Admitting that Duke could have dealt better with technology problems, director of the Centre for Instructional Technology (CIT) Lynne O’Brien said that should the project be continued the necessary support will be in place. She explained: "We weren’t quite ready in some ways for all the things you need to make a project successful."

Popular pod

But despite teething problems, the popularity of the iPod has enhanced the popularity of the project. Vice president for information technology and chief information officer Tracy Futhey said: "Because the iPods have broad appeal, a request for students to use them in a particular course was unlikely to meet with resistance, as could be the case with technology that wasn’t as easy to use, or a technology that remained in students’ desk drawers rather than carried with them as part of their everyday lives.

"By focusing this project around a piece of equipment that we knew people would want to have with them, we thought it was also more likely that students and faculty would use their imagination to think about what other kinds of uses they might make of it."

The goal of the project was to provide teachers with new technologies to enhance course content and provide new angles to explore the same material. Officials hoped to find a device students were familiar with that could also be used academically. The iPod was selected, and 1,650 freshmen received a free 20GB iPods and voice recorders.

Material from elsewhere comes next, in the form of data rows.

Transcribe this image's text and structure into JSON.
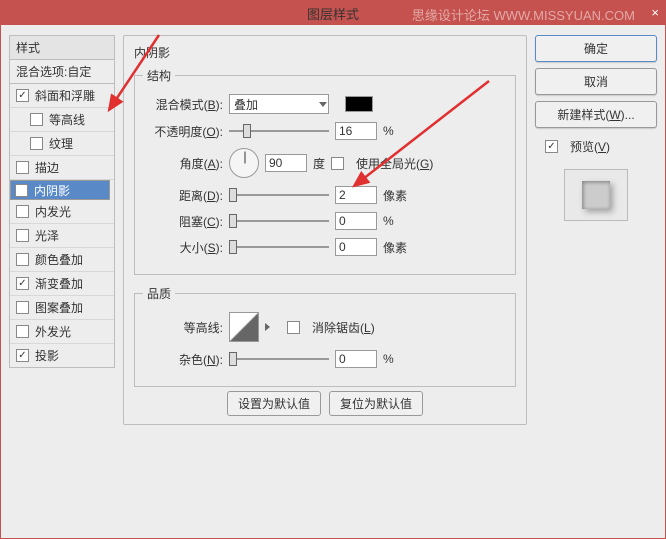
{
  "title": "图层样式",
  "watermark": "思缘设计论坛  WWW.MISSYUAN.COM",
  "close": "×",
  "left": {
    "header": "样式",
    "sub": "混合选项:自定",
    "items": [
      {
        "label": "斜面和浮雕",
        "checked": true,
        "indent": false
      },
      {
        "label": "等高线",
        "checked": false,
        "indent": true
      },
      {
        "label": "纹理",
        "checked": false,
        "indent": true
      },
      {
        "label": "描边",
        "checked": false,
        "indent": false
      },
      {
        "label": "内阴影",
        "checked": true,
        "indent": false,
        "selected": true
      },
      {
        "label": "内发光",
        "checked": false,
        "indent": false
      },
      {
        "label": "光泽",
        "checked": false,
        "indent": false
      },
      {
        "label": "颜色叠加",
        "checked": false,
        "indent": false
      },
      {
        "label": "渐变叠加",
        "checked": true,
        "indent": false
      },
      {
        "label": "图案叠加",
        "checked": false,
        "indent": false
      },
      {
        "label": "外发光",
        "checked": false,
        "indent": false
      },
      {
        "label": "投影",
        "checked": true,
        "indent": false
      }
    ]
  },
  "mid": {
    "heading": "内阴影",
    "struct": "结构",
    "blend_lbl": "混合模式(B):",
    "blend_val": "叠加",
    "opacity_lbl": "不透明度(O):",
    "opacity_val": "16",
    "pct": "%",
    "angle_lbl": "角度(A):",
    "angle_val": "90",
    "deg": "度",
    "global": "使用全局光(G)",
    "dist_lbl": "距离(D):",
    "dist_val": "2",
    "px": "像素",
    "choke_lbl": "阻塞(C):",
    "choke_val": "0",
    "size_lbl": "大小(S):",
    "size_val": "0",
    "quality": "品质",
    "contour_lbl": "等高线:",
    "anti": "消除锯齿(L)",
    "noise_lbl": "杂色(N):",
    "noise_val": "0",
    "btn_default": "设置为默认值",
    "btn_reset": "复位为默认值"
  },
  "right": {
    "ok": "确定",
    "cancel": "取消",
    "newstyle": "新建样式(W)...",
    "preview": "预览(V)"
  }
}
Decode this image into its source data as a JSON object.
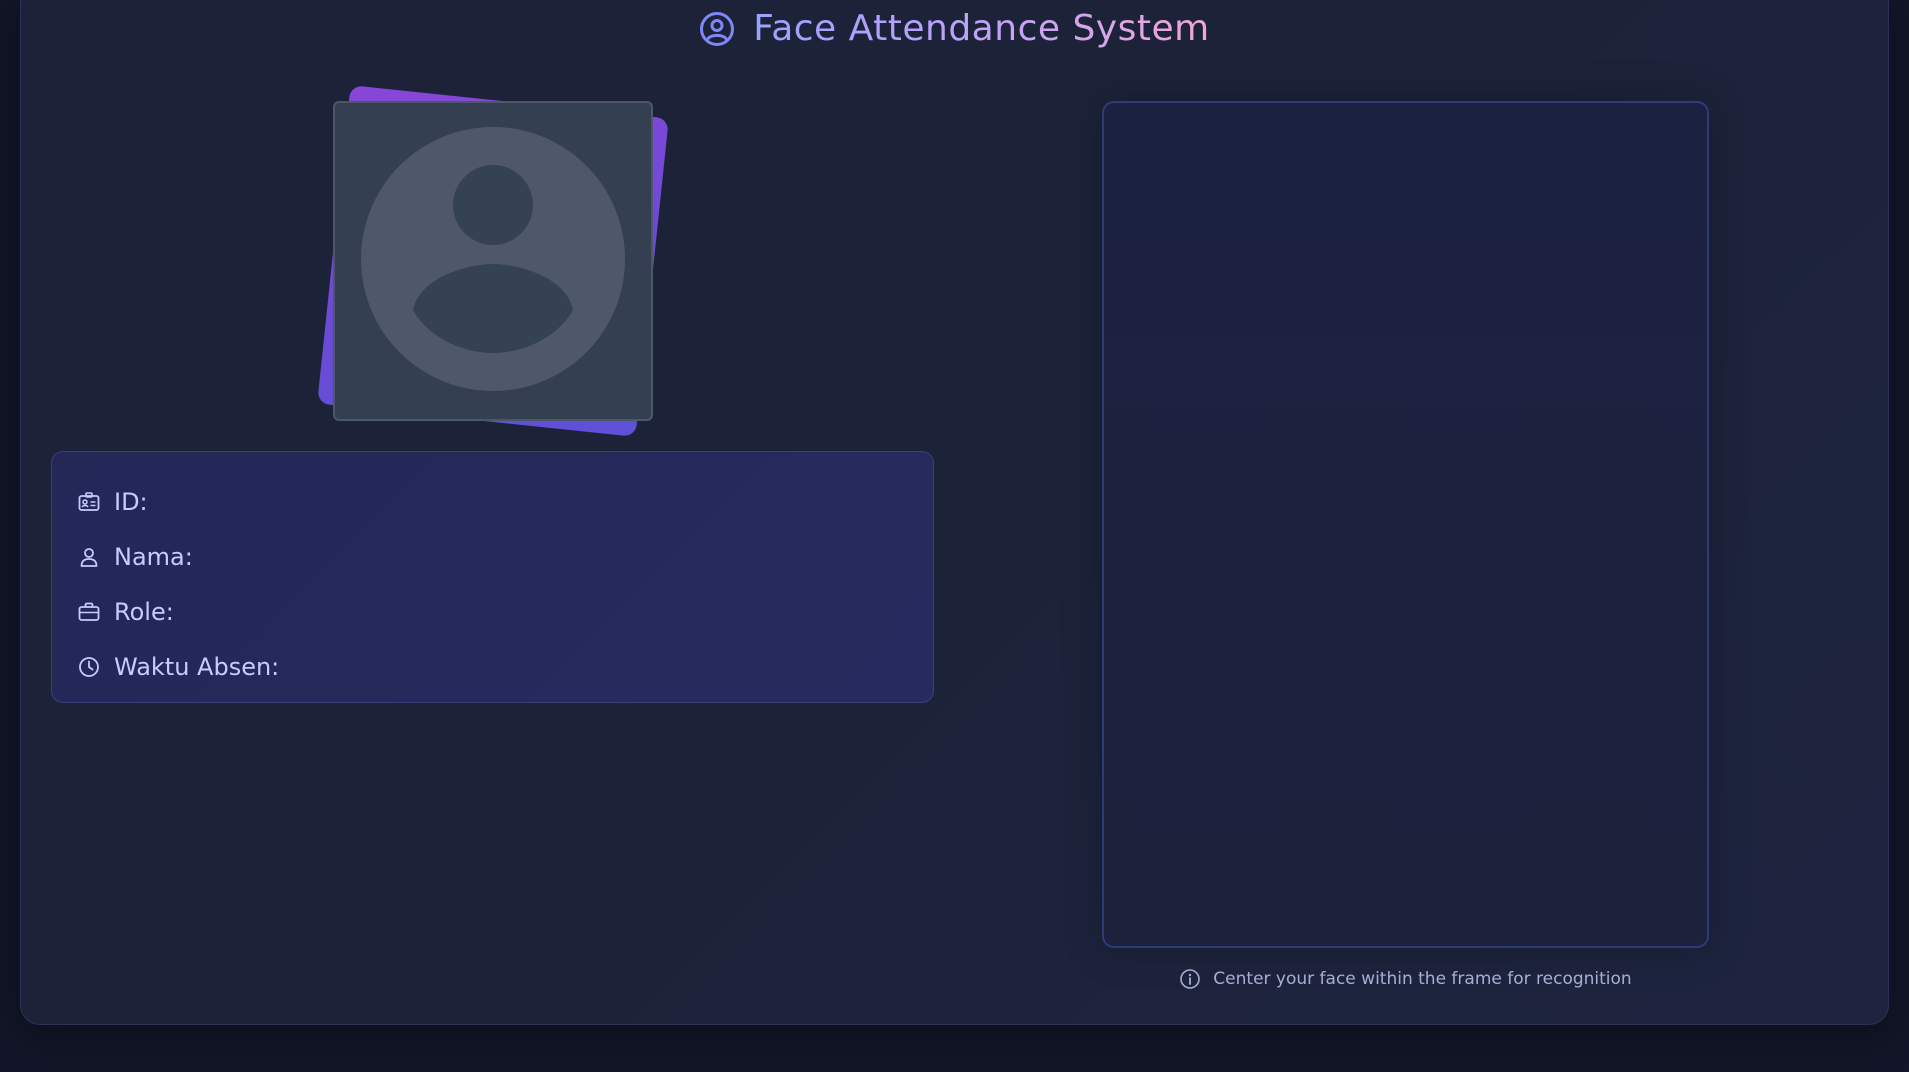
{
  "header": {
    "title": "Face Attendance System",
    "icon": "user-circle-icon"
  },
  "avatar": {
    "icon": "person-placeholder-icon"
  },
  "info": {
    "id_label": "ID:",
    "id_value": "",
    "name_label": "Nama:",
    "name_value": "",
    "role_label": "Role:",
    "role_value": "",
    "time_label": "Waktu Absen:",
    "time_value": ""
  },
  "camera": {
    "hint": "Center your face within the frame for recognition"
  },
  "colors": {
    "accent": "#7c85ff",
    "title_gradient_start": "#9aa2ff",
    "title_gradient_end": "#f1a7d5",
    "background": "#1d2238"
  }
}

Natural fit

Futhey added that the iPod project was a natural fit into academia. She was impressed with the multitude of uses professors have found for the device.

She explained: "Until this project, iPods were mostly considered to be an entertainment device, but no one had explored their untapped potential for education. The idea behind this project was to put an incredibly easy to use, highly mobile and versatile device into the hands of our creative faculty and students to find out what kinds of academic uses they would discover."

Many teachers have embraced the iPods, integrating them fully into the curriculum, according to the Chronicle report. More than 30 courses used the devices to varying degrees, in particular the departments of music and languages.

Anthony Kelley, a professor in the Department of Music, said: "The iPod is a happy medium that made the material more convenient. I thought it was a daring venture for Duke to at least try something different to make the first year experience something memorable. The project definitely succeeded – you can see all the white cables dangling out of ears.”

Foreign students are also big utilises of the iPods, primarily for its ability to record lectures.

Stunt scepticism

However, some students are more sceptical about the validity of the project. Freshman Dan Cook said: "I think it was a media stunt. We are an up-and-coming school, looking for ways to promote ourselves. Apple is too, so it is perfect."

Another student hinted that few freshmen are using their iPods as intended. Janie Lorber said: "I could count on one hand the amount of freshmen I saw recording classes last semester. Nobody uses them for academic purposes. I think it is kind of embarrassing that every freshman got an iPod. I think it makes us look rich and silly."

Whatever the outcome, once the academic year concludes CIT will keep the loaner pool of iPods available for next year, O'Brien added: "I don’t really know the outcome, but I hope that faculty who know that iPods will be in their sophomore students’ hands next year will feel they have the opportunity to try some new things also. I’m sure there will be some continued opportunity for people to experiment."